Copy out each line of the material below that holds the string "true".
╭──
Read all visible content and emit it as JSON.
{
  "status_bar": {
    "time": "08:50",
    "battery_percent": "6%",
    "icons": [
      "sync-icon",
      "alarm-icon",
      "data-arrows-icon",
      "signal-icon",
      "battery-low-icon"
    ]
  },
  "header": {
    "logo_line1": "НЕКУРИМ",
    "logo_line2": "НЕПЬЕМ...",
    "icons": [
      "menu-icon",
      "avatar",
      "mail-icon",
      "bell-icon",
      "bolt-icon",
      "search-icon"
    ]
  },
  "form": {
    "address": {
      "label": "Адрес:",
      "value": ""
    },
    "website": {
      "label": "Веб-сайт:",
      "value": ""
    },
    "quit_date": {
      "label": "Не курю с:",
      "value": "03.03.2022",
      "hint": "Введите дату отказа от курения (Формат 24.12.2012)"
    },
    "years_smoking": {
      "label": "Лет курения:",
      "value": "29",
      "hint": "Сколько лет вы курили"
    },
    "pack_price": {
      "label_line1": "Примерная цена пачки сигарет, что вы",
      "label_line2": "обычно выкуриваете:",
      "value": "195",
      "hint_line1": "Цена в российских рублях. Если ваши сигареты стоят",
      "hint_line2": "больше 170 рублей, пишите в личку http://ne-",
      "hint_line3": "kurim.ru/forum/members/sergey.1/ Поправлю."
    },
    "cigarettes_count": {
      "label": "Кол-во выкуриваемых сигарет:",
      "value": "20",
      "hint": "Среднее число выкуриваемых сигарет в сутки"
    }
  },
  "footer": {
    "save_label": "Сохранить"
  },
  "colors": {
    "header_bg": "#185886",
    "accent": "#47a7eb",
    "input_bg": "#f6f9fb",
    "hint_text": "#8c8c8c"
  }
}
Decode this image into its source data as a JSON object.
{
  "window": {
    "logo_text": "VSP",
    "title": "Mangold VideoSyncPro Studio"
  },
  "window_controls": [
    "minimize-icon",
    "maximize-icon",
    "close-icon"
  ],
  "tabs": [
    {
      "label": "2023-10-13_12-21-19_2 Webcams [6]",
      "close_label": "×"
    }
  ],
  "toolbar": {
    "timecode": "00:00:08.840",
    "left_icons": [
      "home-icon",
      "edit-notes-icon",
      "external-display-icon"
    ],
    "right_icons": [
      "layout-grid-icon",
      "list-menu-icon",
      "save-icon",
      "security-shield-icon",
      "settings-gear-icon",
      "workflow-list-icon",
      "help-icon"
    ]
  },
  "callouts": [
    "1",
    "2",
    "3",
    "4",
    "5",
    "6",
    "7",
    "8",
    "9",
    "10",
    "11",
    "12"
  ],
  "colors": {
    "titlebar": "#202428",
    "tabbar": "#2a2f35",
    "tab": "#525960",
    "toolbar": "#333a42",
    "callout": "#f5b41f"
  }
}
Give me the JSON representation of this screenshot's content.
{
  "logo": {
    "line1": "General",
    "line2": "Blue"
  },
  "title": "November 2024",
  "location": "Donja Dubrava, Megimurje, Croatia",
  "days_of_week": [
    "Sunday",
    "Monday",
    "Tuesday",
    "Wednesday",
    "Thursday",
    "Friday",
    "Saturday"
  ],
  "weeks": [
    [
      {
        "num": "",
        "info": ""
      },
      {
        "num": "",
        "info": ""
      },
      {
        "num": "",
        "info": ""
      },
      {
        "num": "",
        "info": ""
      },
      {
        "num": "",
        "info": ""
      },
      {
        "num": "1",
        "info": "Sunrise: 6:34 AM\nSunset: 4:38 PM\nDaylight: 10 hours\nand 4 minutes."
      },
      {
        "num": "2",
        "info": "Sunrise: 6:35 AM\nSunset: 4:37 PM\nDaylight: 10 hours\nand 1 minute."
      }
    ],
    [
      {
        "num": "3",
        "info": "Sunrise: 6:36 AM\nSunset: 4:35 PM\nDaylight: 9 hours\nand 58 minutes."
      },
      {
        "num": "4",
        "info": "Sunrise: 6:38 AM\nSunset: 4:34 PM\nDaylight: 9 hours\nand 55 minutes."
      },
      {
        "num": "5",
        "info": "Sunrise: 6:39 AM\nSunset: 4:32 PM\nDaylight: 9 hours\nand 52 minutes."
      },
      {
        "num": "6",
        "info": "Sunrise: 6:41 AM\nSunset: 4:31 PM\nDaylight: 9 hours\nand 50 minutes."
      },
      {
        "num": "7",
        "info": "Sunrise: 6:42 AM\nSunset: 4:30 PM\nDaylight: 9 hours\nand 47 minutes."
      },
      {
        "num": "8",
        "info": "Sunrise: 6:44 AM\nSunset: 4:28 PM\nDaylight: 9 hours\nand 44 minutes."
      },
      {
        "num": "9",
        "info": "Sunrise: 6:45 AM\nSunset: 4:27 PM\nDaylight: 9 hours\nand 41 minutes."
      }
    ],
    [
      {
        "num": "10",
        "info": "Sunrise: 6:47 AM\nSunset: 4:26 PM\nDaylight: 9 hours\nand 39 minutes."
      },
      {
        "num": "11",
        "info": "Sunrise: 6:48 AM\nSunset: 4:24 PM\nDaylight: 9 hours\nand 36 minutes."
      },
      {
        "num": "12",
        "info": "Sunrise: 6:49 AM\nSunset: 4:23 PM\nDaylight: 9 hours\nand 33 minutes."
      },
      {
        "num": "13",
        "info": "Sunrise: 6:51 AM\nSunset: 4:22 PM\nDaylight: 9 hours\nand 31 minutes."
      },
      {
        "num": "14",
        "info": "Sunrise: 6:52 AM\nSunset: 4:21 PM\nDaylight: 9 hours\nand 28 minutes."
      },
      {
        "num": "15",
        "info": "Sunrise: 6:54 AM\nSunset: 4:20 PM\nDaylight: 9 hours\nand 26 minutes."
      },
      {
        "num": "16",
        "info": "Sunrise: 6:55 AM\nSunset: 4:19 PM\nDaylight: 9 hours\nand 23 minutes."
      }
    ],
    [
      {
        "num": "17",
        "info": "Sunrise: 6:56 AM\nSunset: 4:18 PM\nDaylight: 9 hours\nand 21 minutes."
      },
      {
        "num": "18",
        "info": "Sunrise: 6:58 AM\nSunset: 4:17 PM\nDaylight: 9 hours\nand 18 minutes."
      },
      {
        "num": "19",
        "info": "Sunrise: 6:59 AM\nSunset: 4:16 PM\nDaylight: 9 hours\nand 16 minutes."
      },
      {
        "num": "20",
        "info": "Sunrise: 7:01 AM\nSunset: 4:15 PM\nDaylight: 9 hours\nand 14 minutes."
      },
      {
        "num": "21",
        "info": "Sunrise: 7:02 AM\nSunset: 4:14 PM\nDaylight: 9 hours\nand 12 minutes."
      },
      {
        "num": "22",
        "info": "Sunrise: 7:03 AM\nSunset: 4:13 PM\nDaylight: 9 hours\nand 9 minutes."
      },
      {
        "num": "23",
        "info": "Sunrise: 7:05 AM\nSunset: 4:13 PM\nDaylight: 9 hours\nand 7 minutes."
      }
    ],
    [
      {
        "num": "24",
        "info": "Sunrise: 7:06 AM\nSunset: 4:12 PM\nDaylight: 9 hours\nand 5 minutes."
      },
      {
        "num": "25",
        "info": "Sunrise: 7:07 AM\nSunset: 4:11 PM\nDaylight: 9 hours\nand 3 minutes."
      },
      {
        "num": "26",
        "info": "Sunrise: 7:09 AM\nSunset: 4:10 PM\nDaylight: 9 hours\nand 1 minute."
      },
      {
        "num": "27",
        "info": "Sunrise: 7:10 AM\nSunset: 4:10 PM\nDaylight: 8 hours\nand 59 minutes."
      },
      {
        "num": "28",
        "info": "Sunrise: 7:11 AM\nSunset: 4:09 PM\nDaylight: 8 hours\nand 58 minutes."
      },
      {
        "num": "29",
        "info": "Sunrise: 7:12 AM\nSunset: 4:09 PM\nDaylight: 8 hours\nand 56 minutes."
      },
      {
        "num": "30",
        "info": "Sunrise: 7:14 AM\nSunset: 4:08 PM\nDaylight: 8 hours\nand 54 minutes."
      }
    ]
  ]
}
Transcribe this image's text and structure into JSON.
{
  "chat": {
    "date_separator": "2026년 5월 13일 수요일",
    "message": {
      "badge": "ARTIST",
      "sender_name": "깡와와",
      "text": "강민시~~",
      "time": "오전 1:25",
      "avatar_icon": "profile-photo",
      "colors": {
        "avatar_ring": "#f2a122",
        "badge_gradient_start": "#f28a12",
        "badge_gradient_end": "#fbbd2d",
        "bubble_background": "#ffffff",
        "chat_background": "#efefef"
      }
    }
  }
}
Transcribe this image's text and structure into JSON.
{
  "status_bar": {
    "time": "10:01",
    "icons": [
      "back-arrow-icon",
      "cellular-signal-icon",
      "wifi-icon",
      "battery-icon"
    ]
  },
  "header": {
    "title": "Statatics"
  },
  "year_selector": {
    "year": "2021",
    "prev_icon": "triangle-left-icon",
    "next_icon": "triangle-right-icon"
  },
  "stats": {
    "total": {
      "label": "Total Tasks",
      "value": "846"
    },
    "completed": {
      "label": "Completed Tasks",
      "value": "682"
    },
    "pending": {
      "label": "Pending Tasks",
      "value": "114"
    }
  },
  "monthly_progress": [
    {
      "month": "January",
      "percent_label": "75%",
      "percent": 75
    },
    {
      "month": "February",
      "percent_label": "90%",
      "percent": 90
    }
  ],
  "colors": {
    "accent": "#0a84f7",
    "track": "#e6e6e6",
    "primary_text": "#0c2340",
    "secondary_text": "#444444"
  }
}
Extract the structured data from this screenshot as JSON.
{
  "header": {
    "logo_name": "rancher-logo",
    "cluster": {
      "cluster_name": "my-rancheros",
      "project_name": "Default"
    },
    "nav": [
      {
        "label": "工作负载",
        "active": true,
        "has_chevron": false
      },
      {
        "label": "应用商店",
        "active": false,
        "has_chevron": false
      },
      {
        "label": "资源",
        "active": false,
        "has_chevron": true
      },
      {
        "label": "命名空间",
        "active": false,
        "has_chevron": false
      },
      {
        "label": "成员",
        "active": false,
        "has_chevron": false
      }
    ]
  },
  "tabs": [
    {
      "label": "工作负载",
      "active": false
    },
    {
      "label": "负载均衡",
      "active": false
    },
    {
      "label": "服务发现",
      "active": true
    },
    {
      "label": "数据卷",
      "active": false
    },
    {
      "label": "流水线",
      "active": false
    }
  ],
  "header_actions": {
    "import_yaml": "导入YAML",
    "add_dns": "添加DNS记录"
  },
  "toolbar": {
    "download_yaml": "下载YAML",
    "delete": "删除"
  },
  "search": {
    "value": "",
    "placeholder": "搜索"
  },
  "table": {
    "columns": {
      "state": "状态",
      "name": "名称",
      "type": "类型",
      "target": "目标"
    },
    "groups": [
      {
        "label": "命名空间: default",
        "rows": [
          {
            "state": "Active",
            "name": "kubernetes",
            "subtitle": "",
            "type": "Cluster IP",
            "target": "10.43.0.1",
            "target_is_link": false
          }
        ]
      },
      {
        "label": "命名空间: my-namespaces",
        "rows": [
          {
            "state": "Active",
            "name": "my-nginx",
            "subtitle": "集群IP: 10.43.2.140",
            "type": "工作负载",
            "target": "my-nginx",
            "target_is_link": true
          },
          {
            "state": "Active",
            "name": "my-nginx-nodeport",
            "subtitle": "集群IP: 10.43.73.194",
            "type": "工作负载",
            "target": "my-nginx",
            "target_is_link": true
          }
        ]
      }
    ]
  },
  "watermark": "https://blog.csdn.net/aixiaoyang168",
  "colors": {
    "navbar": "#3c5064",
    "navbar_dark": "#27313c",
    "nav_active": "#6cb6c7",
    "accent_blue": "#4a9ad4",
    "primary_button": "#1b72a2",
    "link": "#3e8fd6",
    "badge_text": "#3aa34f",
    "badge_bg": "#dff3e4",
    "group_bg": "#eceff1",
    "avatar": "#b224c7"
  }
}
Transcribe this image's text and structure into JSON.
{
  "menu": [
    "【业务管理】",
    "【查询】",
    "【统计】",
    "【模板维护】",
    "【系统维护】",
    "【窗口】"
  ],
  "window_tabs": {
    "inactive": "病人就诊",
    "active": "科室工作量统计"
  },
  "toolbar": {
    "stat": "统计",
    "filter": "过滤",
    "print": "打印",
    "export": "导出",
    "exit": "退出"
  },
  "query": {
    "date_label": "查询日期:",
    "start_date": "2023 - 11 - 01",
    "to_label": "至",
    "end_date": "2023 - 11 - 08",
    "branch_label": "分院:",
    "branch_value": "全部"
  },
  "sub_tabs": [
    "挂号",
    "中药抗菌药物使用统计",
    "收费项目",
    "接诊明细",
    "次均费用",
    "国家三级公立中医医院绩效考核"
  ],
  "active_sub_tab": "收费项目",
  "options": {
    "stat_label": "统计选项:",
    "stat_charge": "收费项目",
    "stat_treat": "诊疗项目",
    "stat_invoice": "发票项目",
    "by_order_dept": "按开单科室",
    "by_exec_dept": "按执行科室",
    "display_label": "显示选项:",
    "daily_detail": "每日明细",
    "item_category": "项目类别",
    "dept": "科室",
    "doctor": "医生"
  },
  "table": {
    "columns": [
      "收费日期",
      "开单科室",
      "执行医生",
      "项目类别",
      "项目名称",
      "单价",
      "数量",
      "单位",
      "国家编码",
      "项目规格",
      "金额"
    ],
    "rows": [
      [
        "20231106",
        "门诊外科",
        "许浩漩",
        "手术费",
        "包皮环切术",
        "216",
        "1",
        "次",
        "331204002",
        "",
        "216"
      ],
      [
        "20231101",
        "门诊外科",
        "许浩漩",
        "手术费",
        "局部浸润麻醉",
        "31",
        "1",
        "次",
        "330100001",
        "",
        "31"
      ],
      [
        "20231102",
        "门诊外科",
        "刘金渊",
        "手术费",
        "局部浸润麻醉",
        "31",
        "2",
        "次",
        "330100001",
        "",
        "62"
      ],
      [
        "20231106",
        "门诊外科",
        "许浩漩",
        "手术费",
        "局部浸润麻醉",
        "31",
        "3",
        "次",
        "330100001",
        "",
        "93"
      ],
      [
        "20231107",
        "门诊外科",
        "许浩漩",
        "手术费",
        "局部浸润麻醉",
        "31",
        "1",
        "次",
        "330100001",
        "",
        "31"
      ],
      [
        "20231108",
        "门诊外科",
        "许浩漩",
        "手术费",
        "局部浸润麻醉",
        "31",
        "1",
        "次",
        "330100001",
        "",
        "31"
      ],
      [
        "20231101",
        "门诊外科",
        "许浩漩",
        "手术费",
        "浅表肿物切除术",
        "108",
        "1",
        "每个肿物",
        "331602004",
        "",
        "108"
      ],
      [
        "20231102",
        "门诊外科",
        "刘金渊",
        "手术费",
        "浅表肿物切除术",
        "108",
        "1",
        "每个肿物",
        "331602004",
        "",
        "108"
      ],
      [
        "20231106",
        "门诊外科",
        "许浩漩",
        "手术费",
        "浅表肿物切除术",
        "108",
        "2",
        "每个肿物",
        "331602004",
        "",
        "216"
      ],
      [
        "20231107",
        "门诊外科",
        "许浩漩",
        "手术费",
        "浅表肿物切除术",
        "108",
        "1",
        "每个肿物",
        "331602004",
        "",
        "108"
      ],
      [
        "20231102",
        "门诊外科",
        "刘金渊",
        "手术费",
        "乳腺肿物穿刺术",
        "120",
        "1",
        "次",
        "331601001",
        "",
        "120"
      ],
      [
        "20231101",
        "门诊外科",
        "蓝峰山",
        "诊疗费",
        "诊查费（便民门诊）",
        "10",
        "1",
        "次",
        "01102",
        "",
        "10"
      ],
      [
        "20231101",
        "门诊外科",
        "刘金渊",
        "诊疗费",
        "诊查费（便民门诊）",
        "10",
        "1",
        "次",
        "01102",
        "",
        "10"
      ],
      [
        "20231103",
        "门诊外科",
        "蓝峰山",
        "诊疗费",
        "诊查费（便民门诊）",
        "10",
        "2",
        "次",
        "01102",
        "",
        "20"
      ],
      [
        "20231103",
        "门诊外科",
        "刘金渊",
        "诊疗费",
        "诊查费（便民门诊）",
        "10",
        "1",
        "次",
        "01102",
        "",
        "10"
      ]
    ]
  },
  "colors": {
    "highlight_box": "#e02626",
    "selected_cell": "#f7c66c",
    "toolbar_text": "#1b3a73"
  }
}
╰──
▶ Solution for this problem
        "active": true,
        "has_chevron": true
      "active": true
            "target_is_link": true
            "target_is_link": true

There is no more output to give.